If your spending or saving levels aren’t where you want them to be, the list you just put together may help you re-prioritize your expenses, to see where you may be able to cut back.

If you’re looking for a financial compass of sorts, the 50/30/20 rule could provide a strategy for allocating a steady income. 

Step 2: Consider creating goals

Now that you know where your money is going and how it measures against the money you’re bringing in, you can create goals, and then create a plan to reach them. (If you feel like your financial reckoning deserves some sort of punishment, do a pushup or lap the block, but, really, it’s not necessary.)

To reach your goals, you’re going to want to dive into another set of numbers: how much money you’ll need to reach each of them, and what you’ll need to save every year, every month, and every week to achieve them.

Yeah, it requires a few steps, but if you’re serious about budgeting it’s worth it because breaking down goals into parts is the concept behind what are called “SMART” goals – which stands for goals that are Specific, Measurable, Attainable, Realistic and Time-bound.

In other words: A goal that’s smart is a goal with a plan to reach it. You don’t have to do the letters in order. Just account for each of them.

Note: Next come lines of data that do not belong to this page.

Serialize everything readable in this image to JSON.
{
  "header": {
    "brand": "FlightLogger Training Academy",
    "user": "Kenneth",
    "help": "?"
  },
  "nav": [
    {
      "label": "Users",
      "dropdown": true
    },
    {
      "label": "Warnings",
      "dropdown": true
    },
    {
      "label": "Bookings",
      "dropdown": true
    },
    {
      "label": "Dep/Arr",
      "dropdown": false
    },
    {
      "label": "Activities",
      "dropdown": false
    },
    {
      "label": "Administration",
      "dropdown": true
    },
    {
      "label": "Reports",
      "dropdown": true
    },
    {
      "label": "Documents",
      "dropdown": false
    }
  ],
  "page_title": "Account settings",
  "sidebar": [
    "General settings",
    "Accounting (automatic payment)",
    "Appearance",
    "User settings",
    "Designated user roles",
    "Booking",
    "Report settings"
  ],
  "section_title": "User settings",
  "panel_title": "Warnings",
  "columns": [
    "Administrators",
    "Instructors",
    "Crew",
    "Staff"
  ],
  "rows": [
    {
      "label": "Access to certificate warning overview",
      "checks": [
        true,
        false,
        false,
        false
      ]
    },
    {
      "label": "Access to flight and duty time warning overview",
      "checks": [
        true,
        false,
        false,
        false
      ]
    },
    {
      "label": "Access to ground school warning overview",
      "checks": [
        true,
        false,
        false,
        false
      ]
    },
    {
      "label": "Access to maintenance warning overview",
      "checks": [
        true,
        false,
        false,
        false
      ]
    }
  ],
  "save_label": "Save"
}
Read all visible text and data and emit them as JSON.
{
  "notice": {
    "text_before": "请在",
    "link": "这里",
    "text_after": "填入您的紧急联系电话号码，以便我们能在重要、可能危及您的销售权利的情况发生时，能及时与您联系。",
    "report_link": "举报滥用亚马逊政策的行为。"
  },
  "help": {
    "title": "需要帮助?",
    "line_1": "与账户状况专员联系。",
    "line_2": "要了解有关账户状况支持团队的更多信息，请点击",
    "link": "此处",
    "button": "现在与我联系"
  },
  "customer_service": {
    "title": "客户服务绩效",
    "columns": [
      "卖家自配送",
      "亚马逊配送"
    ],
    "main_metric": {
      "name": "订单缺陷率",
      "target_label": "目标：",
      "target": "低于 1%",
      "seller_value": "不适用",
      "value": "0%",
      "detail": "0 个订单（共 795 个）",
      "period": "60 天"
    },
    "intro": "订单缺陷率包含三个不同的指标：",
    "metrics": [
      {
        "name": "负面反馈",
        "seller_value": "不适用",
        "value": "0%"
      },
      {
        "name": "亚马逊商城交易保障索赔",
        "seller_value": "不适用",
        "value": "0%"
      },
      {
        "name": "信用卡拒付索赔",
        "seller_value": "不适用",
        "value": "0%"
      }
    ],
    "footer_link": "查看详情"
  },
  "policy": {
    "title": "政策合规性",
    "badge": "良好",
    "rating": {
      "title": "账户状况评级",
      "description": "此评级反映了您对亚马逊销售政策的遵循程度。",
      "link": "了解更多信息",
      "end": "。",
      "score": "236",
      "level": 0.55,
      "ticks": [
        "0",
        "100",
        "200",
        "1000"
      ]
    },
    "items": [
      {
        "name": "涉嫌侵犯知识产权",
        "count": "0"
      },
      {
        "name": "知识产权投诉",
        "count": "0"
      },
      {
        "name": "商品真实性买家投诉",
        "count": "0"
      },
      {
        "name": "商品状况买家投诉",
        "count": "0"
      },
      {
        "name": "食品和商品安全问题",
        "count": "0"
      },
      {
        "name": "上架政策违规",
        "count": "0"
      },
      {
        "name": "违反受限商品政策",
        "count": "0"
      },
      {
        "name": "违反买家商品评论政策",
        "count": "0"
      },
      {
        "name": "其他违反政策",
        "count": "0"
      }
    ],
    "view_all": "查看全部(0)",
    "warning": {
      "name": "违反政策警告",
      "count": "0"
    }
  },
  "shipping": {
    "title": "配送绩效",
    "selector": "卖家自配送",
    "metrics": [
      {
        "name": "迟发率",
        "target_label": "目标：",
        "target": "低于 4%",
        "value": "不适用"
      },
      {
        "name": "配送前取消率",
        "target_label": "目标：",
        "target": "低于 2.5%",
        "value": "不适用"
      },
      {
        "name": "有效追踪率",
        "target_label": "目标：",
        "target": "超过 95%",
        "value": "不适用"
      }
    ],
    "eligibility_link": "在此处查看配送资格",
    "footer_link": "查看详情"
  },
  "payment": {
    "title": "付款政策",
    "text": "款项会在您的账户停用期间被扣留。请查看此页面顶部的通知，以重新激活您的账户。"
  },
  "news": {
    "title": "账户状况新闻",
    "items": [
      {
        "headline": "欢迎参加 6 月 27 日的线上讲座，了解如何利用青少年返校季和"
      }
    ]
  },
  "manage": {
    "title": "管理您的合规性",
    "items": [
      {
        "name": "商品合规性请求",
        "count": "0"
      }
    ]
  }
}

What a SMART goal looks like

Let’s say for example, that your goal is to save $2,000 in an emergency fund (Specific).

In one year (Time-bound).

Breaking it down monthly or weekly, you would need to save on average about $167 per month or about $38 every week (Measurable, Attainable, and, if we’re on a roll, Realistic).

Breaking this one goal into parts makes it easier to act on than pursuing a vague goal like “save some money.”

So that’s part one of saving.

Part two includes knowing that it’s possible for the money you’re setting aside to earn money while it waits to be spent—let it sit in an account that earns interest.

Some options you may want to consider: savings accounts that offer high Annual Percentage Yields or “APYs” – the total interest you will earn on a savings account or certificate of deposit in one year, including all compounded interest.

What if debt is a major part of your spending?

Getting a handle on debt is important for a lot of reasons, including getting out of it and shoring up your credit score for later. 

Weeding out unessential (or temporarily non-essential) services you may be paying for every month is one part of getting debt in check. Big-picture “How do I tackle my debt?” advice goes beyond creating a budget, and we’ve got some great pieces like this one about making a debt payment plan and this one about why debt’s so common, and even this one about the link between happiness and credit card debt. Want more? We’ve got an entire section about Managing Debt.

Step 3: Put your plan to work, review and revise

Now that you’ve got a budget, goals and plans for how to meet your goals, you should feel ready to take action. Keep in mind that it’s OK to make adjustments, and that sometimes you should.

Plus, this will help you get ready for the next phase: making regular checks. Keep tracking your spending, keep seeing if you’re staying within your budget and identify if anything is throwing you off track.

Then, do it again.

If you get a raise – first, nice job! Next, make a plan for it by first asking: is the increase needed to pay down debt? Can you repurpose it for a few months to build an emergency fund? Can you put it towards a vacation savings account?

Sound like a familiar pattern? Good; you’re getting the hang of it.

Ask for support and reward yourself

Having someone remind you that you have financial goals may help you stick with them – consider finding an accountability partner, like a trusted friend or family member, to help keep you on track. 

Also, be sure to give yourself credit while you’re making progress. This is really important – for example, 12 months to meet our SMART goal of saving $2,000 for an emergency fund can feel like a long time. So consider giving yourself a small (budget-friendly) reward for achieving each SMART goal.

This article is for informational purposes only and is not a substitute for individualized professional advice. Articles on this site were commissioned and approved by Marcus by Goldman Sachs®, but may not reflect the institutional opinions of Goldman Sachs Group, Inc., Goldman Sachs Bank USA or any of their affiliates, subsidiaries or divisions.